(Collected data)

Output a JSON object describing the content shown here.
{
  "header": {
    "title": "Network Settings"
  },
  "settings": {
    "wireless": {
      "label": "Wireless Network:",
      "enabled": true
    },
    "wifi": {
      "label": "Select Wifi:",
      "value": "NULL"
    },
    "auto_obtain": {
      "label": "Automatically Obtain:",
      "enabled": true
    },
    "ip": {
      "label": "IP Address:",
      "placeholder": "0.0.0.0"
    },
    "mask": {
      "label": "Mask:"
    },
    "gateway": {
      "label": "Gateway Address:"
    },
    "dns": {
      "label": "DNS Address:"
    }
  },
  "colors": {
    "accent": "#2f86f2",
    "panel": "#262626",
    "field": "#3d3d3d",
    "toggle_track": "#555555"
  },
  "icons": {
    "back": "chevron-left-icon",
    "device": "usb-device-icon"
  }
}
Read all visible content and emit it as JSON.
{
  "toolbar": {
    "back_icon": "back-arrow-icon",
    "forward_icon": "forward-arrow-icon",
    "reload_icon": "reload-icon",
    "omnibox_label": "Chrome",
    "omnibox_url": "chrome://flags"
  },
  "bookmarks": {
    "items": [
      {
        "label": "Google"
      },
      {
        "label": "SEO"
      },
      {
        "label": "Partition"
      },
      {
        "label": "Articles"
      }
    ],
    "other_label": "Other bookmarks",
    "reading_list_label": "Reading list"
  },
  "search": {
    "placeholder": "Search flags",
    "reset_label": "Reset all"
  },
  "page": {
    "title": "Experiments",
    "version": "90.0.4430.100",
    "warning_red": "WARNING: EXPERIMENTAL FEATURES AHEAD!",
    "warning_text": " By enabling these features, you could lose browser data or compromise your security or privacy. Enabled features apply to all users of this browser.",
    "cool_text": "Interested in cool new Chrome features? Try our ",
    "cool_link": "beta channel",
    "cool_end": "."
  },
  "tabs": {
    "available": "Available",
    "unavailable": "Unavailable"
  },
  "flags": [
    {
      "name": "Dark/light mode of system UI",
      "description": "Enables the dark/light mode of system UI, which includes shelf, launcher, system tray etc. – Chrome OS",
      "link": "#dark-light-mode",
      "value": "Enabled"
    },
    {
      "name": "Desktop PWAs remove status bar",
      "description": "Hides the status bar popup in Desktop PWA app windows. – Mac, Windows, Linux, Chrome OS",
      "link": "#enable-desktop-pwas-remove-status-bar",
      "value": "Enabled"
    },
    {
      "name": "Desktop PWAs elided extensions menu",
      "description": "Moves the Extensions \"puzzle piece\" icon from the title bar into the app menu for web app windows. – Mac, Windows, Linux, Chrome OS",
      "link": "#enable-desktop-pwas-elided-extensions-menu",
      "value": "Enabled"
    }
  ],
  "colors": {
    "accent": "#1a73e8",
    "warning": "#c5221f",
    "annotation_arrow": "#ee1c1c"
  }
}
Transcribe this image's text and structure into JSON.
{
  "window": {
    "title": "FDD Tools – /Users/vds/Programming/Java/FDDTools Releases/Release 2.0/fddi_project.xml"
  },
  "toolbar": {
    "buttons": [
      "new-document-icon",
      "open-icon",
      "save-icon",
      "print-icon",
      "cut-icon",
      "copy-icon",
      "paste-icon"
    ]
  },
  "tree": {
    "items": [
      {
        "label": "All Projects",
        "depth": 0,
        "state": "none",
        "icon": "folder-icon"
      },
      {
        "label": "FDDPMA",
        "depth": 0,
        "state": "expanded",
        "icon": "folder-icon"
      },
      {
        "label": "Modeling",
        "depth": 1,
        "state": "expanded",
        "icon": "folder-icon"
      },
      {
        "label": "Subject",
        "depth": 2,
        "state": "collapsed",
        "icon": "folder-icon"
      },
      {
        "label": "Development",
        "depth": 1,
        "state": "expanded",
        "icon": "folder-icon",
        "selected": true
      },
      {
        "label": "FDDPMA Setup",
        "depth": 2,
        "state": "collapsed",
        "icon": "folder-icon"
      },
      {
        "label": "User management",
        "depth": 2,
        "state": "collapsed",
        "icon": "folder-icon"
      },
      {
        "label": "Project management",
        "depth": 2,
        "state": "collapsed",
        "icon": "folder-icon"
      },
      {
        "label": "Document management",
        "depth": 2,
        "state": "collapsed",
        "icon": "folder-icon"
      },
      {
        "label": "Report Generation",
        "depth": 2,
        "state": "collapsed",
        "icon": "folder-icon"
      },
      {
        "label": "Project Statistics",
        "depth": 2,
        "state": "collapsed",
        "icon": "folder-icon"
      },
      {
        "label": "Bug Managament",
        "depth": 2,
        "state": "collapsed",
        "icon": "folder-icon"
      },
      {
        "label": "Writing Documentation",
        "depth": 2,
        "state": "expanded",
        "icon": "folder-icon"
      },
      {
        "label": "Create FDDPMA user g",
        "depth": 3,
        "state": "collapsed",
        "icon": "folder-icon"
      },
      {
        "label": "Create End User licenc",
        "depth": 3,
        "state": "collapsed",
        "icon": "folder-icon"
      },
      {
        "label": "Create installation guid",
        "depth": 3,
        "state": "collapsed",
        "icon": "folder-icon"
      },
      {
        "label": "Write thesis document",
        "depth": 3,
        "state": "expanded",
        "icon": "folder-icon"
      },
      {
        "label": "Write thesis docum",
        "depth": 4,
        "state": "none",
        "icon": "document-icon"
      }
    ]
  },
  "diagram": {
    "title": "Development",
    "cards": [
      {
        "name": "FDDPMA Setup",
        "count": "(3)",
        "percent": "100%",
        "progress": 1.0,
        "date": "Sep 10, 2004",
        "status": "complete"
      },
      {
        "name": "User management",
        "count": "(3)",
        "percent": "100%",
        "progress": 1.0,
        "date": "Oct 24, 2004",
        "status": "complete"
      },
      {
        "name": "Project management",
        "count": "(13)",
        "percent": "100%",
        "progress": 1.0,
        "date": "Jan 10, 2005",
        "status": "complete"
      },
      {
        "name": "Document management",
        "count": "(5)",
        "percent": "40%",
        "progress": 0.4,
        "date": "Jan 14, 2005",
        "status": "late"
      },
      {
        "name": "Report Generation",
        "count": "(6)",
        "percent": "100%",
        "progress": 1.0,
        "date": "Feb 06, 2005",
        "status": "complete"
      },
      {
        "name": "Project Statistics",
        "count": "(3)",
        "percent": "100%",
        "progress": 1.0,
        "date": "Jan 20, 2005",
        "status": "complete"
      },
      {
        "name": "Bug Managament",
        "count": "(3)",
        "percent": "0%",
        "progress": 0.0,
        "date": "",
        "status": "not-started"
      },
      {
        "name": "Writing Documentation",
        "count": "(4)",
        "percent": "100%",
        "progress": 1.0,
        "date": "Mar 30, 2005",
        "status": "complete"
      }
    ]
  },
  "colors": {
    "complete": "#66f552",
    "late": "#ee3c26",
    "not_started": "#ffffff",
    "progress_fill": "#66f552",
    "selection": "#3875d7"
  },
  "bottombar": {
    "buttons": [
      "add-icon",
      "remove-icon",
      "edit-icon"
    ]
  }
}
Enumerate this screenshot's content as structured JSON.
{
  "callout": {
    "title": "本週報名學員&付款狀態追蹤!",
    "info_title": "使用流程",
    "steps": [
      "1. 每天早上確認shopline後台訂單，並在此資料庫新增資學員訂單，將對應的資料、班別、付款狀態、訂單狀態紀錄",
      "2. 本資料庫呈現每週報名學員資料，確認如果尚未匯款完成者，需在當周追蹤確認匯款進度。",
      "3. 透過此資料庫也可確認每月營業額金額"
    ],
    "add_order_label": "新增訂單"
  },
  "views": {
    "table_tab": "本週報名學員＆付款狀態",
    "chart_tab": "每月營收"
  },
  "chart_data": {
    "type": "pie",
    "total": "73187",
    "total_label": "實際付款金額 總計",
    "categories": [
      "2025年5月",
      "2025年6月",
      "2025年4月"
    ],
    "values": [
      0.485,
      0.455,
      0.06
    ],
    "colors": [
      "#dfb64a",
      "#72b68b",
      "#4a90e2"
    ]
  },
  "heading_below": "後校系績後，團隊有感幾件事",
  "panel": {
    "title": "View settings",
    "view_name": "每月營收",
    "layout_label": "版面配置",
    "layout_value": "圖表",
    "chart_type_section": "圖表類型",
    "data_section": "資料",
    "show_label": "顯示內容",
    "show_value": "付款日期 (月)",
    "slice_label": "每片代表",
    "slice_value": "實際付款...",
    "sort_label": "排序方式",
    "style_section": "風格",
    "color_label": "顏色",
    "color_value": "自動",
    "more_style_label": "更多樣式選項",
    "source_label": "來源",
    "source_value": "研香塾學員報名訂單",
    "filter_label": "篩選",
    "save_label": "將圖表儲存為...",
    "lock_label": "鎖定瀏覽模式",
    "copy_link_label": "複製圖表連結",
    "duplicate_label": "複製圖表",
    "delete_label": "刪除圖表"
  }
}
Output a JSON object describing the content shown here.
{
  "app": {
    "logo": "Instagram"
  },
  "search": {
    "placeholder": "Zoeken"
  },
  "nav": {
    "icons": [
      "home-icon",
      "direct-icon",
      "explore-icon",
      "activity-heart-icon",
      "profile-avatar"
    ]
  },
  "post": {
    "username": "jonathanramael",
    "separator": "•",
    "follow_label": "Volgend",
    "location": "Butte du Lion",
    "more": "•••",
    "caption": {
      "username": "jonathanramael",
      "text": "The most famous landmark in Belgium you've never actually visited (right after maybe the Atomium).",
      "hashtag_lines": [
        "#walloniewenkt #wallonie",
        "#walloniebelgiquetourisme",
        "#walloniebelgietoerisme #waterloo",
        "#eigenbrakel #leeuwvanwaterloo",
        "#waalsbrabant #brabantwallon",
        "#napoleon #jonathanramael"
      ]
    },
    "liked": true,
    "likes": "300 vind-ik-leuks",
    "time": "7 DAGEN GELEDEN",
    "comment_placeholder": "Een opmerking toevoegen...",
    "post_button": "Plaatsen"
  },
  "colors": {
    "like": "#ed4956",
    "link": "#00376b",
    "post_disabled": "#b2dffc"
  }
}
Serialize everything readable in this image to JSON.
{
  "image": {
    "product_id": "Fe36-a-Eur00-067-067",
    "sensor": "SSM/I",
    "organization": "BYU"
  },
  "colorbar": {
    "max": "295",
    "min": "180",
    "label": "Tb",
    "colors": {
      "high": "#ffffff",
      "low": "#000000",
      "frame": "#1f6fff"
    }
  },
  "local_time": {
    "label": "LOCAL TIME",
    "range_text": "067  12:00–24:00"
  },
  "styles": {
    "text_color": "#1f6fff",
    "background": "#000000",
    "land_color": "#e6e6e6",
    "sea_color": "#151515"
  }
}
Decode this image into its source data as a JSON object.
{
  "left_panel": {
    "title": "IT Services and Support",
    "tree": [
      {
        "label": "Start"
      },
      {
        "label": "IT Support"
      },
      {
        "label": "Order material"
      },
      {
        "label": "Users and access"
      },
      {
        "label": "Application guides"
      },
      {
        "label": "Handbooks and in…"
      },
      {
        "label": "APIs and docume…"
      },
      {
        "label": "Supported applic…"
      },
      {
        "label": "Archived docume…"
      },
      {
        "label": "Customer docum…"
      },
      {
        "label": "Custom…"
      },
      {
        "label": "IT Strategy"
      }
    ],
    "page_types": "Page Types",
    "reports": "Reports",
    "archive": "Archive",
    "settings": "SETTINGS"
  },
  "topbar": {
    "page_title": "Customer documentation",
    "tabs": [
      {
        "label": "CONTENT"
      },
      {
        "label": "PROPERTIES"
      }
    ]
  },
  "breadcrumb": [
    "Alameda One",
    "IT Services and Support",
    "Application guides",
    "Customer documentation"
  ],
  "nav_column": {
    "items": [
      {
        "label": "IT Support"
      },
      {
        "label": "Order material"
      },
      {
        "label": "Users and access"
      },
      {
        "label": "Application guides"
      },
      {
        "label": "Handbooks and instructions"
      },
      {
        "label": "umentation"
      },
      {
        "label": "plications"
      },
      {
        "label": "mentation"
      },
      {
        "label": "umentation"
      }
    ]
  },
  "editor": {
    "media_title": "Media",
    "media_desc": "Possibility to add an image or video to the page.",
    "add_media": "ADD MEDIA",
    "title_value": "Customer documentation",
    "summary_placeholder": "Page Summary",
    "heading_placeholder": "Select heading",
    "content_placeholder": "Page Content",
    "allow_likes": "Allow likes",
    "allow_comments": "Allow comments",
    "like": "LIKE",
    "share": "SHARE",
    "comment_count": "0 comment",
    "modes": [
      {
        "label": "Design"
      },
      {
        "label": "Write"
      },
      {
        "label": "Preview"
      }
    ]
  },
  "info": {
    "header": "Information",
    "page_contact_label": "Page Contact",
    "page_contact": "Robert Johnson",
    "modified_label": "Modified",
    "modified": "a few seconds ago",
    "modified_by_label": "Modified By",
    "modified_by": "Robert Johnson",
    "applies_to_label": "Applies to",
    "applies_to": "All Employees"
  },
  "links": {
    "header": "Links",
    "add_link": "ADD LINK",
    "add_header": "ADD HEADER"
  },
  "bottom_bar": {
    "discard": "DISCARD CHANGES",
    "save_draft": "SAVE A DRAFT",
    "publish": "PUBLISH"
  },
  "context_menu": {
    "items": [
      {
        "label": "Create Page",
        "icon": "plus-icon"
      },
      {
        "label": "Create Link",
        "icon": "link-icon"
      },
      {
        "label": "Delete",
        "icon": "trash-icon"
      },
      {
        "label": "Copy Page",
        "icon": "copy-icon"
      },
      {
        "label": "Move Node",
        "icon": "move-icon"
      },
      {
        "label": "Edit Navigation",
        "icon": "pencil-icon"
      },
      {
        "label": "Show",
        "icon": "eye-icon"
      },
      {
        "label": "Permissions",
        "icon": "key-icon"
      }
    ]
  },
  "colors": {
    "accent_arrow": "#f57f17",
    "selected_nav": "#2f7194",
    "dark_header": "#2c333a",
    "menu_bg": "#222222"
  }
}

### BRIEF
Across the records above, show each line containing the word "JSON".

### SOLUTION FOR THIS EXERCISE
Output a JSON object describing the content shown here.
Read all visible content and emit it as JSON.
Transcribe this image's text and structure into JSON.
Enumerate this screenshot's content as structured JSON.
Output a JSON object describing the content shown here.
Serialize everything readable in this image to JSON.
Decode this image into its source data as a JSON object.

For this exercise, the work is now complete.